Let’s start with the midrange—that’s where everyone seems to start when it comes to Harbeth speakers. Trouble is, what’s left to be said? How many variations can you ring upon “beautiful,” “luscious,” “ravishing,” “gorgeous,” “drop-dead gorgeous”? Let me approach it a different way. The Monitor 40.2 is flat throughout the entire midrange, from the lower midrange/upper bass all the way through the upper midrange and into the presence region. This translates into an all but peerless tonal neutrality and naturalness that was evident from the moment the speakers were set up and playing.

All Harbeths shine on voices, this one such that you feel you’re hearing voices the way they really sound in reality. One of my toughest acid tests is the Anonymous Four, four female singers who do their best to sound indistinguishable from one another (and whom I’ve heard in concert several times, most recently on their farewell tour a couple of weeks before I took delivery of the Harbeths). This is, of course, impossible, but it does take a speaker of rare resolution to allow you distinguish among them as discerningly as the 40.2 does, literally sailing through the challenge.
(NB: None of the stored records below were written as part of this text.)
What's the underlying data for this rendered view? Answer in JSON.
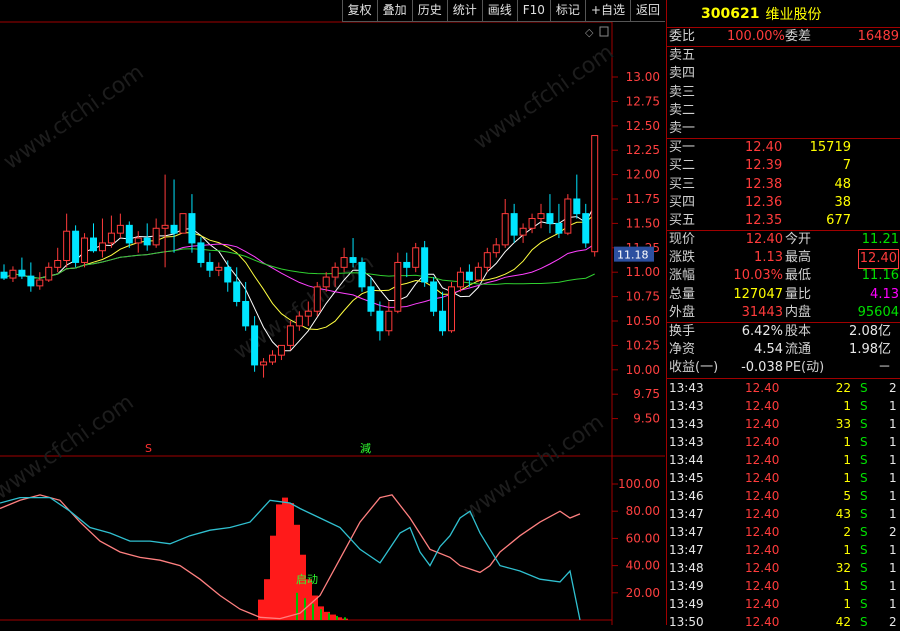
{
  "toolbar": [
    "复权",
    "叠加",
    "历史",
    "统计",
    "画线",
    "F10",
    "标记",
    "+自选",
    "返回"
  ],
  "stock": {
    "code": "300621",
    "name": "维业股份"
  },
  "price_axis": [
    "13.00",
    "12.75",
    "12.50",
    "12.25",
    "12.00",
    "11.75",
    "11.50",
    "11.25",
    "11.00",
    "10.75",
    "10.50",
    "10.25",
    "10.00",
    "9.75",
    "9.50"
  ],
  "current_price_tag": "11.18",
  "indicator_axis": [
    "100.00",
    "80.00",
    "60.00",
    "40.00",
    "20.00"
  ],
  "markers": {
    "s": "S",
    "jian": "減",
    "qidong": "启动"
  },
  "watermark": "www.cfchi.com",
  "quote": {
    "weibi_label": "委比",
    "weibi": "100.00%",
    "weicha_label": "委差",
    "weicha": "16489",
    "asks": [
      {
        "label": "卖五",
        "price": "",
        "vol": ""
      },
      {
        "label": "卖四",
        "price": "",
        "vol": ""
      },
      {
        "label": "卖三",
        "price": "",
        "vol": ""
      },
      {
        "label": "卖二",
        "price": "",
        "vol": ""
      },
      {
        "label": "卖一",
        "price": "",
        "vol": ""
      }
    ],
    "bids": [
      {
        "label": "买一",
        "price": "12.40",
        "vol": "15719"
      },
      {
        "label": "买二",
        "price": "12.39",
        "vol": "7"
      },
      {
        "label": "买三",
        "price": "12.38",
        "vol": "48"
      },
      {
        "label": "买四",
        "price": "12.36",
        "vol": "38"
      },
      {
        "label": "买五",
        "price": "12.35",
        "vol": "677"
      }
    ],
    "stats": [
      {
        "l1": "现价",
        "v1": "12.40",
        "l2": "今开",
        "v2": "11.21"
      },
      {
        "l1": "涨跌",
        "v1": "1.13",
        "l2": "最高",
        "v2": "12.40"
      },
      {
        "l1": "涨幅",
        "v1": "10.03%",
        "l2": "最低",
        "v2": "11.16"
      },
      {
        "l1": "总量",
        "v1": "127047",
        "l2": "量比",
        "v2": "4.13"
      },
      {
        "l1": "外盘",
        "v1": "31443",
        "l2": "内盘",
        "v2": "95604"
      }
    ],
    "fund": [
      {
        "l1": "换手",
        "v1": "6.42%",
        "l2": "股本",
        "v2": "2.08亿"
      },
      {
        "l1": "净资",
        "v1": "4.54",
        "l2": "流通",
        "v2": "1.98亿"
      },
      {
        "l1": "收益(一)",
        "v1": "-0.038",
        "l2": "PE(动)",
        "v2": "－"
      }
    ]
  },
  "ticks": [
    {
      "t": "13:43",
      "p": "12.40",
      "v": "22",
      "s": "S",
      "n": "2"
    },
    {
      "t": "13:43",
      "p": "12.40",
      "v": "1",
      "s": "S",
      "n": "1"
    },
    {
      "t": "13:43",
      "p": "12.40",
      "v": "33",
      "s": "S",
      "n": "1"
    },
    {
      "t": "13:43",
      "p": "12.40",
      "v": "1",
      "s": "S",
      "n": "1"
    },
    {
      "t": "13:44",
      "p": "12.40",
      "v": "1",
      "s": "S",
      "n": "1"
    },
    {
      "t": "13:45",
      "p": "12.40",
      "v": "1",
      "s": "S",
      "n": "1"
    },
    {
      "t": "13:46",
      "p": "12.40",
      "v": "5",
      "s": "S",
      "n": "1"
    },
    {
      "t": "13:47",
      "p": "12.40",
      "v": "43",
      "s": "S",
      "n": "1"
    },
    {
      "t": "13:47",
      "p": "12.40",
      "v": "2",
      "s": "S",
      "n": "2"
    },
    {
      "t": "13:47",
      "p": "12.40",
      "v": "1",
      "s": "S",
      "n": "1"
    },
    {
      "t": "13:48",
      "p": "12.40",
      "v": "32",
      "s": "S",
      "n": "1"
    },
    {
      "t": "13:49",
      "p": "12.40",
      "v": "1",
      "s": "S",
      "n": "1"
    },
    {
      "t": "13:49",
      "p": "12.40",
      "v": "1",
      "s": "S",
      "n": "1"
    },
    {
      "t": "13:50",
      "p": "12.40",
      "v": "42",
      "s": "S",
      "n": "2"
    }
  ],
  "candles": [
    [
      11.0,
      11.08,
      10.94,
      10.92
    ],
    [
      10.94,
      11.06,
      11.02,
      10.9
    ],
    [
      11.02,
      11.15,
      10.96,
      10.93
    ],
    [
      10.96,
      11.1,
      10.86,
      10.8
    ],
    [
      10.86,
      11.0,
      10.92,
      10.82
    ],
    [
      10.92,
      11.1,
      11.05,
      10.9
    ],
    [
      11.05,
      11.25,
      11.12,
      11.0
    ],
    [
      11.12,
      11.6,
      11.42,
      11.05
    ],
    [
      11.42,
      11.48,
      11.1,
      11.05
    ],
    [
      11.1,
      11.4,
      11.35,
      11.05
    ],
    [
      11.35,
      11.5,
      11.22,
      11.2
    ],
    [
      11.22,
      11.55,
      11.3,
      11.15
    ],
    [
      11.3,
      11.58,
      11.4,
      11.25
    ],
    [
      11.4,
      11.6,
      11.48,
      11.35
    ],
    [
      11.48,
      11.52,
      11.3,
      11.25
    ],
    [
      11.3,
      11.42,
      11.35,
      11.2
    ],
    [
      11.35,
      11.5,
      11.28,
      11.22
    ],
    [
      11.28,
      11.55,
      11.45,
      11.25
    ],
    [
      11.45,
      12.0,
      11.48,
      11.05
    ],
    [
      11.48,
      11.95,
      11.4,
      11.2
    ],
    [
      11.4,
      11.55,
      11.6,
      11.4
    ],
    [
      11.6,
      11.8,
      11.3,
      11.2
    ],
    [
      11.3,
      11.36,
      11.1,
      11.05
    ],
    [
      11.1,
      11.2,
      11.02,
      10.95
    ],
    [
      11.02,
      11.1,
      11.05,
      10.96
    ],
    [
      11.05,
      11.12,
      10.9,
      10.8
    ],
    [
      10.9,
      11.05,
      10.7,
      10.65
    ],
    [
      10.7,
      10.9,
      10.45,
      10.4
    ],
    [
      10.45,
      10.55,
      10.05,
      9.98
    ],
    [
      10.05,
      10.12,
      10.08,
      9.92
    ],
    [
      10.08,
      10.2,
      10.15,
      10.05
    ],
    [
      10.15,
      10.25,
      10.25,
      10.1
    ],
    [
      10.25,
      10.5,
      10.45,
      10.2
    ],
    [
      10.45,
      10.6,
      10.55,
      10.4
    ],
    [
      10.55,
      10.7,
      10.6,
      10.45
    ],
    [
      10.6,
      10.9,
      10.85,
      10.55
    ],
    [
      10.85,
      11.0,
      10.95,
      10.8
    ],
    [
      10.95,
      11.1,
      11.05,
      10.85
    ],
    [
      11.05,
      11.25,
      11.15,
      11.0
    ],
    [
      11.15,
      11.35,
      11.1,
      11.05
    ],
    [
      11.1,
      11.15,
      10.85,
      10.8
    ],
    [
      10.85,
      10.95,
      10.6,
      10.55
    ],
    [
      10.6,
      10.7,
      10.4,
      10.3
    ],
    [
      10.4,
      10.7,
      10.6,
      10.35
    ],
    [
      10.6,
      11.2,
      11.1,
      10.58
    ],
    [
      11.1,
      11.2,
      11.05,
      10.95
    ],
    [
      11.05,
      11.3,
      11.25,
      11.0
    ],
    [
      11.25,
      11.32,
      10.9,
      10.85
    ],
    [
      10.9,
      10.95,
      10.6,
      10.55
    ],
    [
      10.6,
      10.8,
      10.4,
      10.35
    ],
    [
      10.4,
      10.9,
      10.85,
      10.38
    ],
    [
      10.85,
      11.05,
      11.0,
      10.8
    ],
    [
      11.0,
      11.08,
      10.92,
      10.85
    ],
    [
      10.92,
      11.1,
      11.05,
      10.9
    ],
    [
      11.05,
      11.25,
      11.2,
      11.0
    ],
    [
      11.2,
      11.35,
      11.28,
      11.15
    ],
    [
      11.28,
      11.75,
      11.6,
      11.25
    ],
    [
      11.6,
      11.7,
      11.38,
      11.3
    ],
    [
      11.38,
      11.5,
      11.45,
      11.3
    ],
    [
      11.45,
      11.6,
      11.55,
      11.4
    ],
    [
      11.55,
      11.7,
      11.6,
      11.45
    ],
    [
      11.6,
      11.8,
      11.5,
      11.4
    ],
    [
      11.5,
      11.7,
      11.4,
      11.35
    ],
    [
      11.4,
      11.8,
      11.75,
      11.38
    ],
    [
      11.75,
      12.0,
      11.6,
      11.55
    ],
    [
      11.6,
      11.7,
      11.3,
      11.25
    ],
    [
      11.21,
      12.4,
      12.4,
      11.16
    ]
  ]
}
The same applies to instruments, which are reproduced truthfully in all their range, variety, and individuality of timbre and character. Many years ago James Levine recorded a Strauss program for DG with the Metropolitan Opera Orchestra, an ensemble that for sheer opulence of instrumental color was almost without equal at the time, featuring Death and Transfiguration and Don Quixote. Being multi-miked, the recording doesn’t present the illusion of hearing an orchestra in a concert hall. However, I’ve been reliably informed that a great many musicians are very fond of it because the instruments actually sound like real instruments in timbre and character. I’ve never heard it reproduced with quite the richness and variety that the Monitor 40.2 reveals, not even by my beloved Quads, with that elusive impression of listening back through the chain to the source itself.

Perceived levels of coloration and distortion are astonishingly low on this speaker, easily rivaling those of my Quads. Two examples, both of them vocals: The Alamo soundtrack features two speeches by John Wayne taken directly from the movie’s soundtrack. The recording was made outdoors, so there are no room acoustics as such to deal with, and it seems to have been processed with absolutely minimal control-room processing (I doubt there was any at all—these were pre-Dolby days). It will tell you a great deal about materials colorations, box resonances, and tonal anomalies. For all Wayne’s bravado and physical size, his voice is surprisingly light and pitched rather higher than you might think, despite some gravel from years of drink and tobacco. There should be no false underlining to it, and no bogus nasality apart from a mild vestigial nasality (which never approaches honkiness) in the voice itself.